● **TASK DESCRIPTION**
Please copy the data exactly as it stands, minus the images.

---------- DATA IN THIS EXERCISE

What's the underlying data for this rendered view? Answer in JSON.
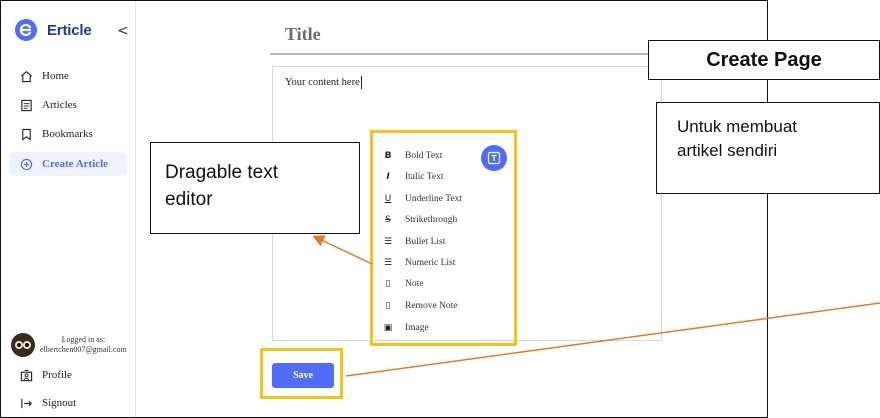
{
  "brand": {
    "name": "Erticle"
  },
  "sidebar": {
    "collapse_glyph": "<",
    "items": [
      {
        "label": "Home",
        "icon": "home-icon"
      },
      {
        "label": "Articles",
        "icon": "articles-icon"
      },
      {
        "label": "Bookmarks",
        "icon": "bookmark-icon"
      },
      {
        "label": "Create Article",
        "icon": "plus-circle-icon",
        "active": true
      }
    ],
    "user": {
      "logged_in_label": "Logged in as:",
      "email": "elbertchen007@gmail.com"
    },
    "bottom_items": [
      {
        "label": "Profile",
        "icon": "profile-icon"
      },
      {
        "label": "Signout",
        "icon": "signout-icon"
      }
    ]
  },
  "editor": {
    "title_placeholder": "Title",
    "content_placeholder": "Your content here",
    "toolbar": [
      {
        "label": "Bold Text",
        "glyph": "B",
        "icon": "bold-icon"
      },
      {
        "label": "Italic Text",
        "glyph": "I",
        "icon": "italic-icon"
      },
      {
        "label": "Underline Text",
        "glyph": "U",
        "icon": "underline-icon"
      },
      {
        "label": "Strikethrough",
        "glyph": "S",
        "icon": "strikethrough-icon"
      },
      {
        "label": "Bullet List",
        "glyph": "☰",
        "icon": "bullet-list-icon"
      },
      {
        "label": "Numeric List",
        "glyph": "☰",
        "icon": "numeric-list-icon"
      },
      {
        "label": "Note",
        "glyph": "▯",
        "icon": "note-icon"
      },
      {
        "label": "Remove Note",
        "glyph": "▯",
        "icon": "remove-note-icon"
      },
      {
        "label": "Image",
        "glyph": "▣",
        "icon": "image-icon"
      }
    ],
    "save_label": "Save"
  },
  "annotations": {
    "create_page": "Create Page",
    "create_desc_line1": "Untuk membuat",
    "create_desc_line2": "artikel sendiri",
    "drag_line1": "Dragable text",
    "drag_line2": "editor"
  },
  "colors": {
    "accent": "#4f6df5",
    "brand_text": "#1f3a8a",
    "highlight": "#f2c31b",
    "arrow": "#e07b2a"
  }
}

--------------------

● **ANSWER SECTION**
What's the underlying data for this rendered view? Answer in JSON.
{
  "brand": {
    "name": "Erticle"
  },
  "sidebar": {
    "collapse_glyph": "<",
    "items": [
      {
        "label": "Home",
        "icon": "home-icon"
      },
      {
        "label": "Articles",
        "icon": "articles-icon"
      },
      {
        "label": "Bookmarks",
        "icon": "bookmark-icon"
      },
      {
        "label": "Create Article",
        "icon": "plus-circle-icon",
        "active": true
      }
    ],
    "user": {
      "logged_in_label": "Logged in as:",
      "email": "elbertchen007@gmail.com"
    },
    "bottom_items": [
      {
        "label": "Profile",
        "icon": "profile-icon"
      },
      {
        "label": "Signout",
        "icon": "signout-icon"
      }
    ]
  },
  "editor": {
    "title_placeholder": "Title",
    "content_placeholder": "Your content here",
    "toolbar": [
      {
        "label": "Bold Text",
        "glyph": "B",
        "icon": "bold-icon"
      },
      {
        "label": "Italic Text",
        "glyph": "I",
        "icon": "italic-icon"
      },
      {
        "label": "Underline Text",
        "glyph": "U",
        "icon": "underline-icon"
      },
      {
        "label": "Strikethrough",
        "glyph": "S",
        "icon": "strikethrough-icon"
      },
      {
        "label": "Bullet List",
        "glyph": "☰",
        "icon": "bullet-list-icon"
      },
      {
        "label": "Numeric List",
        "glyph": "☰",
        "icon": "numeric-list-icon"
      },
      {
        "label": "Note",
        "glyph": "▯",
        "icon": "note-icon"
      },
      {
        "label": "Remove Note",
        "glyph": "▯",
        "icon": "remove-note-icon"
      },
      {
        "label": "Image",
        "glyph": "▣",
        "icon": "image-icon"
      }
    ],
    "save_label": "Save"
  },
  "annotations": {
    "create_page": "Create Page",
    "create_desc_line1": "Untuk membuat",
    "create_desc_line2": "artikel sendiri",
    "drag_line1": "Dragable text",
    "drag_line2": "editor"
  },
  "colors": {
    "accent": "#4f6df5",
    "brand_text": "#1f3a8a",
    "highlight": "#f2c31b",
    "arrow": "#e07b2a"
  }
}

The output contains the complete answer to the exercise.